One of my goals coming into Booth was to become business fluent in Chinese. It seemed like a reasonable goal, even as I was on the flight to my IBEP quarter in Shanghai. After all, I could read every other character on the MingHin menu. What did it matter I couldn’t even have a basic conversation about weather? Immersion would fix everything.
It was a reasonable hypothesis, considering that all the other things I’d valued most about my time at Booth had come from diving in deep. The class grade that had felt like the biggest victory? Big Data, after weeks of 20 hour R sessions with my study group. The activity that’d taught me the most? Not coursework, but case prep, going from session to grueling session until frameworks stop feeling like straightjackets. The trips that I’ll remember? Well, all of them, but certainly the first one, showing up at O’Hare with 17 near-strangers crazy enough to sign up for a Mystery Random Walk where we could end up anywhere on Earth. At the outset, all these experiences had felt immense and unclear, but at some point the pieces clicked and the intuitions they imparted sank somewhere deep within.
My immersion in Chinese mostly related to the various cocktails other exchange students and I discovered at speakeasies that even our Shanghainese classmates had never heard of. Still, just being abroad and committing to the program let knowledge seep in. I learned to work with students who came from a different business environment, understand the unique pieces forming the world’s largest economy, and tailor strategic concepts for companies with 100s of millions of users ranging from the rich to 3rd world rural. As for speaking Chinese, my conversations often ended the same way: 听不懂 or TingBuDong. It’s used in conversation to say you don’t understand, but its literal translation is ‘hear but don’t understand.’ There’s a lot I’ve heard in the past two years that went in one ear and out the other, but there’s hardly any situation at Booth where I pushed myself and failed to learn something profound. There’s a ways to go before I’m anywhere near fluent in Chinese, strategy or any other portions of business. But in so many areas, Booth gave me a start – and for that I am very grateful.

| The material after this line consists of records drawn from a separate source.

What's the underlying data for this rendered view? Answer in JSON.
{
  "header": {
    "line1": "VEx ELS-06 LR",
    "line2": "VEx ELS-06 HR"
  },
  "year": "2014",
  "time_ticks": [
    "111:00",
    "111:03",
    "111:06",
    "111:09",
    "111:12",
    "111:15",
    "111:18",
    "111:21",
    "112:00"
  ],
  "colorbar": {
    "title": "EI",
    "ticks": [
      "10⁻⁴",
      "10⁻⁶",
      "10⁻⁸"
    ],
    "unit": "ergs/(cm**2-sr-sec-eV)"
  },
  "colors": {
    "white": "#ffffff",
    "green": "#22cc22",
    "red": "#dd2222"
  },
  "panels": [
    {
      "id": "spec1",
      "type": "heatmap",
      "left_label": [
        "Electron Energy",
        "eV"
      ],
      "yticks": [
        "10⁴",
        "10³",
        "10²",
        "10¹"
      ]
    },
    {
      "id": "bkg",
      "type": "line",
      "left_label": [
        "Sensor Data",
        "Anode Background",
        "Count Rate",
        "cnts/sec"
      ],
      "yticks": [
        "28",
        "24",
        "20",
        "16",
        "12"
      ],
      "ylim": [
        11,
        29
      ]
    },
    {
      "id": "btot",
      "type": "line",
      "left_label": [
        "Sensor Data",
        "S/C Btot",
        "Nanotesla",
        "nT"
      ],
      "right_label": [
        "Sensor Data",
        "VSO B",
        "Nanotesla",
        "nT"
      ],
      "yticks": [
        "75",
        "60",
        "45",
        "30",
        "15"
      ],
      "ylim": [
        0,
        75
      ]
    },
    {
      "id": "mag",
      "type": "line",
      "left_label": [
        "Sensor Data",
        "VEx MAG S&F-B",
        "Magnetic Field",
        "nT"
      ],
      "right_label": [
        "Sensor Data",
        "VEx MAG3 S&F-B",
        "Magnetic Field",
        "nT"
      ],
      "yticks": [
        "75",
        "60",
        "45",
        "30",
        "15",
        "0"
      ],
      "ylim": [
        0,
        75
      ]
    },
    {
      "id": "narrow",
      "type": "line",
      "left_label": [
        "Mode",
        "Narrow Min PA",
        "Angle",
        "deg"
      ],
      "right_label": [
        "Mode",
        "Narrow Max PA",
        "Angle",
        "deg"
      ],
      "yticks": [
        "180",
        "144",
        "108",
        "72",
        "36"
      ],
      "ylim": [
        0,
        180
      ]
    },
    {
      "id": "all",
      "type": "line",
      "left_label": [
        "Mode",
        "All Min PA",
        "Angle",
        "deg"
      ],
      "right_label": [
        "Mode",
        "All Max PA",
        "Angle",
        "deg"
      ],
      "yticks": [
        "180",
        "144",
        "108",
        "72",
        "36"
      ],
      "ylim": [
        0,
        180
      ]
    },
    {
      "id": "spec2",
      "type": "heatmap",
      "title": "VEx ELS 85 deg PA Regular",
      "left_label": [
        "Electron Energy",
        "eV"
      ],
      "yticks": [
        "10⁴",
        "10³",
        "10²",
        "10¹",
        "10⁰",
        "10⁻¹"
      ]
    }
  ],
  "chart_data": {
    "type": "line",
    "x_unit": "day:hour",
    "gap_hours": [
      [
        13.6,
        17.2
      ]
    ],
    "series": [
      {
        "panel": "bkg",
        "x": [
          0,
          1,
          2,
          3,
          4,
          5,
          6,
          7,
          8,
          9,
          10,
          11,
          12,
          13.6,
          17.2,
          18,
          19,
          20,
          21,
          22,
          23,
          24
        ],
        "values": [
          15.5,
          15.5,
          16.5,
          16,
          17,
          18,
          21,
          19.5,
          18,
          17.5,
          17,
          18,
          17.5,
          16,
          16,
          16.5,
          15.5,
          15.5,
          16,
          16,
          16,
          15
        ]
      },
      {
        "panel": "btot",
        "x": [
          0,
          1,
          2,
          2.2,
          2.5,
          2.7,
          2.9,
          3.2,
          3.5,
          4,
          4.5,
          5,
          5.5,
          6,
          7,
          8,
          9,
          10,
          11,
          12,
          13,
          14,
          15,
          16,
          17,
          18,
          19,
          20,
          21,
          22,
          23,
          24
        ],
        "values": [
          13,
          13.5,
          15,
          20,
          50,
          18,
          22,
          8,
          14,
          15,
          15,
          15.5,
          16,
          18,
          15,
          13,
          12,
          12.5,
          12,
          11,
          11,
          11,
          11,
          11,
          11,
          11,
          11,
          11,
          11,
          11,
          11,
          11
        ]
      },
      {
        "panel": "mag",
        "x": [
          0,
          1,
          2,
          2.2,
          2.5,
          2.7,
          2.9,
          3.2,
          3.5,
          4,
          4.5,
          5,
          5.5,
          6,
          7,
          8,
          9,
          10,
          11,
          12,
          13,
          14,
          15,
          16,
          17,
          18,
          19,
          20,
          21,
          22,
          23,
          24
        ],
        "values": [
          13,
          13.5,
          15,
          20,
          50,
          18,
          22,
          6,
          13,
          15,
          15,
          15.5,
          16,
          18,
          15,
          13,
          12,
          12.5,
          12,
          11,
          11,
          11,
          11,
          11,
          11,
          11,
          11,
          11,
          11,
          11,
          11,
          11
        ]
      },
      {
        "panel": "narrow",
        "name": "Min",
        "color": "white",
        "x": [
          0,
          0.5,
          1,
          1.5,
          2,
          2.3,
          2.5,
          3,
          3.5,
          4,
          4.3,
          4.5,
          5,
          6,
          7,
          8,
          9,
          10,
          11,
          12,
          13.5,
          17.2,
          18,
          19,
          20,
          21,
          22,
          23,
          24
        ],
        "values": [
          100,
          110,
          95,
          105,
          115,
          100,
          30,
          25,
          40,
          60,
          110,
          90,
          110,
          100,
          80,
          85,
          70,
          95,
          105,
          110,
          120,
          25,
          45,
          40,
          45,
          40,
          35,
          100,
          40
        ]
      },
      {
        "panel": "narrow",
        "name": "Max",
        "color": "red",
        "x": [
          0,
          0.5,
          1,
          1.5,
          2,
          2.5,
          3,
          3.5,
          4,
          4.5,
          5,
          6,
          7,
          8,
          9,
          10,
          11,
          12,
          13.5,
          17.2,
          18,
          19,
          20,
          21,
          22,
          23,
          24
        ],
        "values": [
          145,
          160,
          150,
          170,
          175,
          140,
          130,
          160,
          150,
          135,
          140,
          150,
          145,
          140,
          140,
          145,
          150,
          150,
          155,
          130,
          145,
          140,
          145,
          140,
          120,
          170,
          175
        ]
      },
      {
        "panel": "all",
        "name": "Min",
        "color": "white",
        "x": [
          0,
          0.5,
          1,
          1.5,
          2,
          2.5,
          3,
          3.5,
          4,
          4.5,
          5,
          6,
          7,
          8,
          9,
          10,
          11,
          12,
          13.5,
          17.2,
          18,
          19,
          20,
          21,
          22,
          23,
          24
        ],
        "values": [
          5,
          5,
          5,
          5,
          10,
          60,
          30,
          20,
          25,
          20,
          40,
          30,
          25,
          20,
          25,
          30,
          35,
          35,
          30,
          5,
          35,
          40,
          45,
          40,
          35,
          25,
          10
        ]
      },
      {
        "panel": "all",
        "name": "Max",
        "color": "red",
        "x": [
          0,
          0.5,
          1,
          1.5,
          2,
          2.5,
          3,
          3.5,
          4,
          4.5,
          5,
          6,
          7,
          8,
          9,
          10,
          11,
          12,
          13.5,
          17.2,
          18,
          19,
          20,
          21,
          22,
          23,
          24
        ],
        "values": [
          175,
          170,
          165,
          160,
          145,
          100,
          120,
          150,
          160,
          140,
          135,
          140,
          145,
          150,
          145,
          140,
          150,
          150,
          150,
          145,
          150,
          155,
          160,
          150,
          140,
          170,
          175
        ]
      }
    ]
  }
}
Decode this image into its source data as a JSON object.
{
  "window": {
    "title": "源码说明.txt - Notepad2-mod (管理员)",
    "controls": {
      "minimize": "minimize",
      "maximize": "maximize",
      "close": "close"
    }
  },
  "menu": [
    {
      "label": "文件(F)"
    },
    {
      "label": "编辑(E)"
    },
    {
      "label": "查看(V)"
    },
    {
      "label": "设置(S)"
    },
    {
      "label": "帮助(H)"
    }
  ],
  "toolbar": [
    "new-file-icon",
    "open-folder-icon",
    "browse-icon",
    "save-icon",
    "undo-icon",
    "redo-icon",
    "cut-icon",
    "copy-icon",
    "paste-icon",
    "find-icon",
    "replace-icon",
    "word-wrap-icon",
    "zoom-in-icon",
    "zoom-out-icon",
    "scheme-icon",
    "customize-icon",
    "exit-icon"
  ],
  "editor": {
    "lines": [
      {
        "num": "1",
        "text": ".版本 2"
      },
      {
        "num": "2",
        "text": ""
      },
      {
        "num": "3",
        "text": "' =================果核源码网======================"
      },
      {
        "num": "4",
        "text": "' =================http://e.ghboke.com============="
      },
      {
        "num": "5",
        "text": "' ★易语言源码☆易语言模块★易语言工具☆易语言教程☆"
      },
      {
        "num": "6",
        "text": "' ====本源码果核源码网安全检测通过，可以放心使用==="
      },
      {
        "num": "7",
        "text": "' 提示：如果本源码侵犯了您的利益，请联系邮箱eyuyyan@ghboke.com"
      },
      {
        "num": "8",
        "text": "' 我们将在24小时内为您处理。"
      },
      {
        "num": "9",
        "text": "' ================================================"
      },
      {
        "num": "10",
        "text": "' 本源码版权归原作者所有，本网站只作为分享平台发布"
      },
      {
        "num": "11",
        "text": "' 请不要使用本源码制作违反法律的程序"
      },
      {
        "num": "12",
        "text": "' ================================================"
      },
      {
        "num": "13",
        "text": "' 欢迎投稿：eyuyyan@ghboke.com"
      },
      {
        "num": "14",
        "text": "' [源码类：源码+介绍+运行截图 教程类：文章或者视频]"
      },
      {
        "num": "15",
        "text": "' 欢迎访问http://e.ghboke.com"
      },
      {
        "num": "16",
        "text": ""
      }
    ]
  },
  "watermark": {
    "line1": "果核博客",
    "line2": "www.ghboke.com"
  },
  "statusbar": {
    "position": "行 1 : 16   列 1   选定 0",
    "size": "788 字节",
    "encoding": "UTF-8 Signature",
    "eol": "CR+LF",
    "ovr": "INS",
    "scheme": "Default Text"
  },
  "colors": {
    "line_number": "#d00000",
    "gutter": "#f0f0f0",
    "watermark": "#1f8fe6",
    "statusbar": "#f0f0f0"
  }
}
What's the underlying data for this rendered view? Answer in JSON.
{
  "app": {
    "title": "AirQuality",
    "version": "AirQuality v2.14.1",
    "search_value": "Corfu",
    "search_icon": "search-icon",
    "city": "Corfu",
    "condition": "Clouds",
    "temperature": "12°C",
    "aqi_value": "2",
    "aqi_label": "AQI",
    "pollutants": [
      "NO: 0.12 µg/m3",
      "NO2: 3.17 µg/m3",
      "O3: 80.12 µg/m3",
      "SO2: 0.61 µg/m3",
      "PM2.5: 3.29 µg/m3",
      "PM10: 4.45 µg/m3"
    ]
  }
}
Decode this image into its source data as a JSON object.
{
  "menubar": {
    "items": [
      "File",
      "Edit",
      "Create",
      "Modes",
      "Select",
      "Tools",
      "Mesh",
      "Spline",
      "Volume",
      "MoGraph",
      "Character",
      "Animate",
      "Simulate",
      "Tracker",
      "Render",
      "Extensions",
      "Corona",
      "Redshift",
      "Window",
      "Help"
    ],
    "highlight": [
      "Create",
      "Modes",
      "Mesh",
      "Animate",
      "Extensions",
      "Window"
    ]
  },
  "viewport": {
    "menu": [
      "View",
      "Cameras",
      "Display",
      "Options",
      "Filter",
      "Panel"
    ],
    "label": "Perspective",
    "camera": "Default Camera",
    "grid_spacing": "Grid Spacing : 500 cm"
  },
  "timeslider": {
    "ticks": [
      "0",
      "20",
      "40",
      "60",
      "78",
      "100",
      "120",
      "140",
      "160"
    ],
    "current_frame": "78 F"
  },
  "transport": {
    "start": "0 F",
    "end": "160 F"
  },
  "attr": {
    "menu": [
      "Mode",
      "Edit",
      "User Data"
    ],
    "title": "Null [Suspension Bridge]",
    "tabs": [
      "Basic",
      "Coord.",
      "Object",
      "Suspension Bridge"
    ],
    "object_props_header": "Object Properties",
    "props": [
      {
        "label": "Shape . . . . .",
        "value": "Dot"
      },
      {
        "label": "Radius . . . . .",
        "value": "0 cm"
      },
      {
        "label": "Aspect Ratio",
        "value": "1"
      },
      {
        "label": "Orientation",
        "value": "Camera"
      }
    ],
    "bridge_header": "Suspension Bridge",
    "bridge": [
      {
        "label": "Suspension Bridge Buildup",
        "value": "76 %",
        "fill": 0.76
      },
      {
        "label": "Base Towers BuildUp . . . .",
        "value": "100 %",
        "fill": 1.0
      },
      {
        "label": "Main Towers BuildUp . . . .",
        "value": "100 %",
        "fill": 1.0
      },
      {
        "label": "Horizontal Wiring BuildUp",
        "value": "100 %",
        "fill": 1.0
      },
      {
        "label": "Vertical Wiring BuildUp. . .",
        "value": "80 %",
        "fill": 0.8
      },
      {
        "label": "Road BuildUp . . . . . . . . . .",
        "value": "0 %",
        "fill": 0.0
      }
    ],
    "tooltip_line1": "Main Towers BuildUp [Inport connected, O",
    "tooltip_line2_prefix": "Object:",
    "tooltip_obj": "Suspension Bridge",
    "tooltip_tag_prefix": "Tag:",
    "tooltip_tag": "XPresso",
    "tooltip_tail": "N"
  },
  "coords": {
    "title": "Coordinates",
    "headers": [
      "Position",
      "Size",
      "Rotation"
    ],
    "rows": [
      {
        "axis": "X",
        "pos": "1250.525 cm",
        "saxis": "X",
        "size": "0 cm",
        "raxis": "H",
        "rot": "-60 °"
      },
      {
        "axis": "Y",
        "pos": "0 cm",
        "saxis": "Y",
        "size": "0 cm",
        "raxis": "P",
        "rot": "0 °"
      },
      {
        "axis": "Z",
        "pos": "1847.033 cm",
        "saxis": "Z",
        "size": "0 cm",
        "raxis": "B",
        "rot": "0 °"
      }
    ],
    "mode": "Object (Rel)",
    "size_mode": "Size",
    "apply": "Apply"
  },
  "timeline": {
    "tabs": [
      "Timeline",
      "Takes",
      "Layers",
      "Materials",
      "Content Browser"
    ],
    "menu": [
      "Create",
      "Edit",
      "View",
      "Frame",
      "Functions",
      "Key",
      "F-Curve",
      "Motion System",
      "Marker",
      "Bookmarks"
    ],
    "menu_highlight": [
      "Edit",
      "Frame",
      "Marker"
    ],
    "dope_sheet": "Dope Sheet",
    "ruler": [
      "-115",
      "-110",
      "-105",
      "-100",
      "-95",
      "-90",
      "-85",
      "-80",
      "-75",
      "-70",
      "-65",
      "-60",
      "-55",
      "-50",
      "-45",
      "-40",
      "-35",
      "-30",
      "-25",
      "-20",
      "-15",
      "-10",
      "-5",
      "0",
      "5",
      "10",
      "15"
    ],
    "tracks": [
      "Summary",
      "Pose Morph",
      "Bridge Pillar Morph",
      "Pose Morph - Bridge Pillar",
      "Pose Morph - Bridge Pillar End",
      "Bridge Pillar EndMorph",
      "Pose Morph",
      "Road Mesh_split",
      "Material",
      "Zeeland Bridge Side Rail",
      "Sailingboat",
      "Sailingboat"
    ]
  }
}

Prem will be working in strategy for Samsung in Seoul and sincerely hopes that his role is limited to business strategy and does not turn into a military strategy situation.